> **Your objective**:
Please copy every line with the string "type" from the entries below.
::: Dataset records
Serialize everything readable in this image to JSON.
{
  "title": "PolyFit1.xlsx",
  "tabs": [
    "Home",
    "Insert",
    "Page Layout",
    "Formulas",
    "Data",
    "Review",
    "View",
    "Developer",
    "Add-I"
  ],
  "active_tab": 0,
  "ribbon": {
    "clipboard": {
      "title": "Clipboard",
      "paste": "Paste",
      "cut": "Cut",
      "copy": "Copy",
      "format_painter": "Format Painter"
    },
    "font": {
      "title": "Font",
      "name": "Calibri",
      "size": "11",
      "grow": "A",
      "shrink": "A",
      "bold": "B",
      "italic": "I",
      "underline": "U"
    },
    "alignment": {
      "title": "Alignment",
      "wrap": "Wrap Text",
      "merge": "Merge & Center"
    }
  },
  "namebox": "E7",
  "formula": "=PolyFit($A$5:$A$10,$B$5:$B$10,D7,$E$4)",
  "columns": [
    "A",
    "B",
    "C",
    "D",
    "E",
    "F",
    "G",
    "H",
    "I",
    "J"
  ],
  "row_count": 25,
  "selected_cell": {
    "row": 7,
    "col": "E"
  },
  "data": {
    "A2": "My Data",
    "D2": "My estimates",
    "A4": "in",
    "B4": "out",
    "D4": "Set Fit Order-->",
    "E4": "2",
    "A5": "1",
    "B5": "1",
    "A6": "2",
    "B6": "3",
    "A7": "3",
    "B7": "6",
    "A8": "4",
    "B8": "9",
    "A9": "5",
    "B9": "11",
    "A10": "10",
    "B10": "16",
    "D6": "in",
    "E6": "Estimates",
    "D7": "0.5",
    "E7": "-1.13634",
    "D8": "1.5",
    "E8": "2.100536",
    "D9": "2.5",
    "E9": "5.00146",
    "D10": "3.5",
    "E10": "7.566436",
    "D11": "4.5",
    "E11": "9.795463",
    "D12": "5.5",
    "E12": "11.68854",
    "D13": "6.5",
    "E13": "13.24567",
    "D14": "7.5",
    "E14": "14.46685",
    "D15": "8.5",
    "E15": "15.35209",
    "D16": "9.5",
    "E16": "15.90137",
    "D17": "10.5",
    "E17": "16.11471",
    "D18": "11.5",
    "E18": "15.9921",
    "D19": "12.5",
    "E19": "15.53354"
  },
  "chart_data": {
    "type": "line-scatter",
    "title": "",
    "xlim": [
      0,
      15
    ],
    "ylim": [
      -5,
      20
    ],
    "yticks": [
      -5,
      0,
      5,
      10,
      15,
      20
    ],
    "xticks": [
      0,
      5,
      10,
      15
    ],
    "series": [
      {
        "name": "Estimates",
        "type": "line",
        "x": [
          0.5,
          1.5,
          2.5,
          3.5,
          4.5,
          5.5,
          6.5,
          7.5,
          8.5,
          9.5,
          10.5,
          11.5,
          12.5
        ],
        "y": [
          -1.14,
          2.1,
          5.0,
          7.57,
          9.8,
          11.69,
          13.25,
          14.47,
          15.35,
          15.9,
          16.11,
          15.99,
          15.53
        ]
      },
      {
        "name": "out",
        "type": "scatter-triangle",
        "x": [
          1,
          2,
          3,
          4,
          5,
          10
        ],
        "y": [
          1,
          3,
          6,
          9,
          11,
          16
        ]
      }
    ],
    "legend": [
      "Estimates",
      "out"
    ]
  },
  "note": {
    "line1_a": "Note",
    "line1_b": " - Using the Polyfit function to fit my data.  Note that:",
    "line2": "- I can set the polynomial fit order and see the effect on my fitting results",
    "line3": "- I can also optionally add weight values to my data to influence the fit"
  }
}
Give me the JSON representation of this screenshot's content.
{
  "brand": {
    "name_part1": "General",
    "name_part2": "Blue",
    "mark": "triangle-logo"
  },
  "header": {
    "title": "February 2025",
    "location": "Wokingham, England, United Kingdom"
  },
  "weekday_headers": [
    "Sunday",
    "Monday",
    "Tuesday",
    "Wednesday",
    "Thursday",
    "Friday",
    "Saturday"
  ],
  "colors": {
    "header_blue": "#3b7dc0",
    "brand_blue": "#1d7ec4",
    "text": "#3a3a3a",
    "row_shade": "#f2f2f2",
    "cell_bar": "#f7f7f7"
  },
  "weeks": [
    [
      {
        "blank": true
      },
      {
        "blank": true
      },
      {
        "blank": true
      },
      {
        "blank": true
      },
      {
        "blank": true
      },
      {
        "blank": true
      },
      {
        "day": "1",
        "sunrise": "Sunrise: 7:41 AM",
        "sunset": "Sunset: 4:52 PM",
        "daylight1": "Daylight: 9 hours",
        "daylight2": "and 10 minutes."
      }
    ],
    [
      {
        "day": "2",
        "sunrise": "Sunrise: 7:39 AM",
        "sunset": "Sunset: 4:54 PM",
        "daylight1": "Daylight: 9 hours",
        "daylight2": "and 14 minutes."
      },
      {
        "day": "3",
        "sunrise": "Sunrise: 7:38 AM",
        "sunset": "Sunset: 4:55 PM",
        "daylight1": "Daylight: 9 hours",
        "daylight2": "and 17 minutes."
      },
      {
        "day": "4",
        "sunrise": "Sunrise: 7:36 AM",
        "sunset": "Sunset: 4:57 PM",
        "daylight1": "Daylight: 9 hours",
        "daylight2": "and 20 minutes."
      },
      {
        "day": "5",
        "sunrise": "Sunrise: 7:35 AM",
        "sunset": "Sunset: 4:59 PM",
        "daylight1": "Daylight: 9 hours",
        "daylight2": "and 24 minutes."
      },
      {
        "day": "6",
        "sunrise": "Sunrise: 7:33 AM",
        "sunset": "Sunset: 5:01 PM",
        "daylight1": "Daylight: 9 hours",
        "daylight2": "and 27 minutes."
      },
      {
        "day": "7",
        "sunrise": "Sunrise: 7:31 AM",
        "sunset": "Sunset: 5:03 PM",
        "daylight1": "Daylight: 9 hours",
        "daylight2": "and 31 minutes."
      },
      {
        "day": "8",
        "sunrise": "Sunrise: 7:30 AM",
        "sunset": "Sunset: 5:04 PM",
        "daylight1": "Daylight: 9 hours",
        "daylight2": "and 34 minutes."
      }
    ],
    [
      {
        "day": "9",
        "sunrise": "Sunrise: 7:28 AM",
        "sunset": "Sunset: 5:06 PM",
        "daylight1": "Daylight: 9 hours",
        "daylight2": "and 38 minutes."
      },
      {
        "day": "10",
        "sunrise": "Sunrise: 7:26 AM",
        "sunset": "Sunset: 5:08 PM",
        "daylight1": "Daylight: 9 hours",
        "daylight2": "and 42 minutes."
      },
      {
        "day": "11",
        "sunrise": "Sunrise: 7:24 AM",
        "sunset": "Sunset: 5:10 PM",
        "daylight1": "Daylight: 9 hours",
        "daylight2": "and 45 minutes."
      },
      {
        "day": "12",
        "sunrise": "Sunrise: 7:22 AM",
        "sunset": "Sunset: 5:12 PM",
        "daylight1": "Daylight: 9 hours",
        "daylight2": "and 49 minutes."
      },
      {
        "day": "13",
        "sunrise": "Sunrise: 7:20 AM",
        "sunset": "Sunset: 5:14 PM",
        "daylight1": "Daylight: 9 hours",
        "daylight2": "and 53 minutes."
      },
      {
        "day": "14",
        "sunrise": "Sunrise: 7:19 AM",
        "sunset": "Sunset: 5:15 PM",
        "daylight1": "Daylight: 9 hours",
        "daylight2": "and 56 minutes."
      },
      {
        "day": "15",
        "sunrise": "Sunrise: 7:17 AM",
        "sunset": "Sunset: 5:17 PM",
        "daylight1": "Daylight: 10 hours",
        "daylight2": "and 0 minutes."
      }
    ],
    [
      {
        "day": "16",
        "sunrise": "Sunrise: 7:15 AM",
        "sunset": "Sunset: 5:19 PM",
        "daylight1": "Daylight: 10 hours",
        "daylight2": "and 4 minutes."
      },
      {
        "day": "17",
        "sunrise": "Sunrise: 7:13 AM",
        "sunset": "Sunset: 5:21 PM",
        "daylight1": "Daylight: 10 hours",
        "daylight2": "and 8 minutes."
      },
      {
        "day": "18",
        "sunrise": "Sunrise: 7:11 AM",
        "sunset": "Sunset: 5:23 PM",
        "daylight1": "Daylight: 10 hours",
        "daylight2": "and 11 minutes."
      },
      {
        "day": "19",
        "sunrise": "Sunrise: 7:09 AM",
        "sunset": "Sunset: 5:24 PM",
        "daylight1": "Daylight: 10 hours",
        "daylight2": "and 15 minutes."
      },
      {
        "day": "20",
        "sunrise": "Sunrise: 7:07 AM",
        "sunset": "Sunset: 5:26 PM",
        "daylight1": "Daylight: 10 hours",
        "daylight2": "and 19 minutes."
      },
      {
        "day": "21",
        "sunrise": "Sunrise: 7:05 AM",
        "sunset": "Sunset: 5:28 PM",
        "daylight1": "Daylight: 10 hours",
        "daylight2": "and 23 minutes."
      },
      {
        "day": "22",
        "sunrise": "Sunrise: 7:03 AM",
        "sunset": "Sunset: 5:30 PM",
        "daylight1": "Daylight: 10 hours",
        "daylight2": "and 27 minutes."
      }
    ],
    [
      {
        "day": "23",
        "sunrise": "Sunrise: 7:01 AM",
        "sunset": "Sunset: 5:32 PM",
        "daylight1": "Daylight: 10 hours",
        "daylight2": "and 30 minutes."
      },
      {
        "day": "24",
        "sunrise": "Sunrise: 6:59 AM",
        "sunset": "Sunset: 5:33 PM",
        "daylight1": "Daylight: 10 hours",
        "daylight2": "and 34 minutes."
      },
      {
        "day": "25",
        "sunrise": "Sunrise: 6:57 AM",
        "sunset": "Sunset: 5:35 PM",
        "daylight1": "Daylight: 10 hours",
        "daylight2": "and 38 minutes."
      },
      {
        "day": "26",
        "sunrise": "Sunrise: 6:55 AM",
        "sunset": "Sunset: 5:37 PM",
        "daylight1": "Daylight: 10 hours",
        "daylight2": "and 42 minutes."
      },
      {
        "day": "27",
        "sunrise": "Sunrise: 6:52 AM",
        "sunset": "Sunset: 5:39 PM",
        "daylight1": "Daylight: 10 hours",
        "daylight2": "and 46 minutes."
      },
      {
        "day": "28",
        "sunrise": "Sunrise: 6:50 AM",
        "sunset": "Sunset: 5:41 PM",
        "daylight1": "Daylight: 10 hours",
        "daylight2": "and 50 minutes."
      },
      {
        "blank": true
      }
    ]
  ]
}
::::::
> **Answer**:
    "type": "line-scatter",
        "type": "line",
        "type": "scatter-triangle",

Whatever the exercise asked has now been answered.